Shirley-Anne Bell has
been running Glenhirst Cactus Nursery with her husband
Neville for over twenty years. Here she shares her insights
into creating an impressive indoor display of these
How many times have you wailed, “I love houseplants,
but they don't love me!” Most die because you’re
too busy to keep them well-watered and fed. Or maybe
you have that one south facing windowsill where the
plants always shrivel and die. If either of these sound
like you, try cacti! They hate wet feet, they positively
thrive on a regime of benign neglect and they lap up
Cacti come in a huge range of shapes, sizes and colours
and many have the bonus of producing astonishing annual
flower displays that can virtually cover some of the
plants with blooms.
For a modern, minimalist
interior, the stark outline of candelabra-like or columnar
cacti, like Cereus and Opuntias, could be just for you.
Or you may like the idea of a troll-like line up of
‘Old Men of the Mountains’ or Oreocereus,
which are columnar cacti covered in long white hair.
Lovers of the miniature can choose fascinating little
gems, ranging in colour from furry white Mammillarias
to little black Neoporterias, and with every pattern
and variety of spination from soft bristles to ferocious
If you want a change from spring bulbs, bowls of flowering
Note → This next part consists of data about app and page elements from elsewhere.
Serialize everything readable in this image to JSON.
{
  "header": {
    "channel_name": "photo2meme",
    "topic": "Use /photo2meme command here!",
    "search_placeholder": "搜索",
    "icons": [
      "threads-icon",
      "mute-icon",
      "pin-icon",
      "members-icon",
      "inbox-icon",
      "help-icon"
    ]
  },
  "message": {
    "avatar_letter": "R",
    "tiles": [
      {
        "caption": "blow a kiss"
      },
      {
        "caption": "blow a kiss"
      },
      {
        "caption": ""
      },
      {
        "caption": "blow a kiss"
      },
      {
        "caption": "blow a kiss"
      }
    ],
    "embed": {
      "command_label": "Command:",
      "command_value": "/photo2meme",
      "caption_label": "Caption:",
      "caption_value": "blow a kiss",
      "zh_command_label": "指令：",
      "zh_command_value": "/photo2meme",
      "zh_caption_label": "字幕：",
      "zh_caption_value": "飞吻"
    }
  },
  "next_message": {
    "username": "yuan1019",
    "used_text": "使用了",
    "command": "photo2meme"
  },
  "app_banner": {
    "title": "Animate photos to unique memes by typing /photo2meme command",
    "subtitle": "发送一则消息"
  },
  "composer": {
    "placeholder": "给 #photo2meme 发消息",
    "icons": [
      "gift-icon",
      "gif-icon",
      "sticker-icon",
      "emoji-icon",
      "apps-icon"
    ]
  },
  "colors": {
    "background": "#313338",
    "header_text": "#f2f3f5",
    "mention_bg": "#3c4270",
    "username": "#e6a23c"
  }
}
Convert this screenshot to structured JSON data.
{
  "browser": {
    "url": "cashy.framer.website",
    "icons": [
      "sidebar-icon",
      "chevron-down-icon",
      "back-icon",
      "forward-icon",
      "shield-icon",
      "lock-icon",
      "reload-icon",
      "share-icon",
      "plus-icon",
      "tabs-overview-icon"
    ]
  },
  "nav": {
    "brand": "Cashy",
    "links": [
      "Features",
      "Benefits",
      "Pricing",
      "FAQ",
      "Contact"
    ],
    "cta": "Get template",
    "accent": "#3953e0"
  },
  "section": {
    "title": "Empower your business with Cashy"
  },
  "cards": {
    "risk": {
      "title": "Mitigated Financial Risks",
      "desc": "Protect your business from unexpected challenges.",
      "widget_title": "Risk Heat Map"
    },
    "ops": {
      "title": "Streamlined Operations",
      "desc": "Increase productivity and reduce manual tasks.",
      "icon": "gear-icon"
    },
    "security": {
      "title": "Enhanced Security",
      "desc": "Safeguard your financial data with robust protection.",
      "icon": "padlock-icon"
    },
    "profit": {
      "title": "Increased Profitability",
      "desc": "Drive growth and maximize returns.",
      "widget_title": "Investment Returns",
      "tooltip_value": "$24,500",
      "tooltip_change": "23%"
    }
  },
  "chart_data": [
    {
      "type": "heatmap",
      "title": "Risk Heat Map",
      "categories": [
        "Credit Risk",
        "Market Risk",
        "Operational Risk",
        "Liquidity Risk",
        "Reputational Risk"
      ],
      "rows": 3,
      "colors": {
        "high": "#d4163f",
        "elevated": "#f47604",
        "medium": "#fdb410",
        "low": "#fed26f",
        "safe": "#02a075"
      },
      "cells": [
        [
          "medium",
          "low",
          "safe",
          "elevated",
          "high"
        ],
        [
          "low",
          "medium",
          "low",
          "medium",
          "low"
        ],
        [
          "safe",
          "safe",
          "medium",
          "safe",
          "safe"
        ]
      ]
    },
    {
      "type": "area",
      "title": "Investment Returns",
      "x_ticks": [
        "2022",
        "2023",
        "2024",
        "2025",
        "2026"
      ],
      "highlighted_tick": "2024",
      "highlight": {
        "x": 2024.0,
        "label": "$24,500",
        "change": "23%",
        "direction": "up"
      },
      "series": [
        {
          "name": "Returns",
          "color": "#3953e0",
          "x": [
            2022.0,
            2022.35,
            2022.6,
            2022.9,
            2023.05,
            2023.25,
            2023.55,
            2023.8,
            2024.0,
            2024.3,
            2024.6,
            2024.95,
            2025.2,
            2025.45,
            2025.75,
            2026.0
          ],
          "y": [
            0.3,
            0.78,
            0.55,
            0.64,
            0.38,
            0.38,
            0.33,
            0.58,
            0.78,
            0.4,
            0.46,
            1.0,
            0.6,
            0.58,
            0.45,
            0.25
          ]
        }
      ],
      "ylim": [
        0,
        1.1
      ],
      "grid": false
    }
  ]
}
cacti are a delight in April and May. Cacti that flower
abundantly when young include Rebutias, Chamaecereus,
Echinopsis, Lobivias, Mammillarias and Notocactus.
You can use any proprietary
compost for your plants, but you may need to add a good
handful of horticultural grit or sharp sand to the mix
if you suspect that you might be over-generous with
the watering can. Luckily, cacti are generally pest
free, apart from mealy bugs, which can be treated with
Malathion, Sybol or a systemic insecticide.
Water weekly in the growing season and feed every two
or three weeks with a cactus fertilizer like Chempak,
or with a tomato fertilizer. Try to remember to turn
them every time you water, so that they grow evenly.
Gradually reduce watering from the end of September
to rest your plants. They need a period of dormancy,
and this triggers bud production. If kept in the warmth
of the house, you should be giving them just enough
water from November to March to prevent them from shrivelling.
Increase watering from early March so that by April
they should be delighting you again with strong growth.
reprinted with premission from Greenfingers.com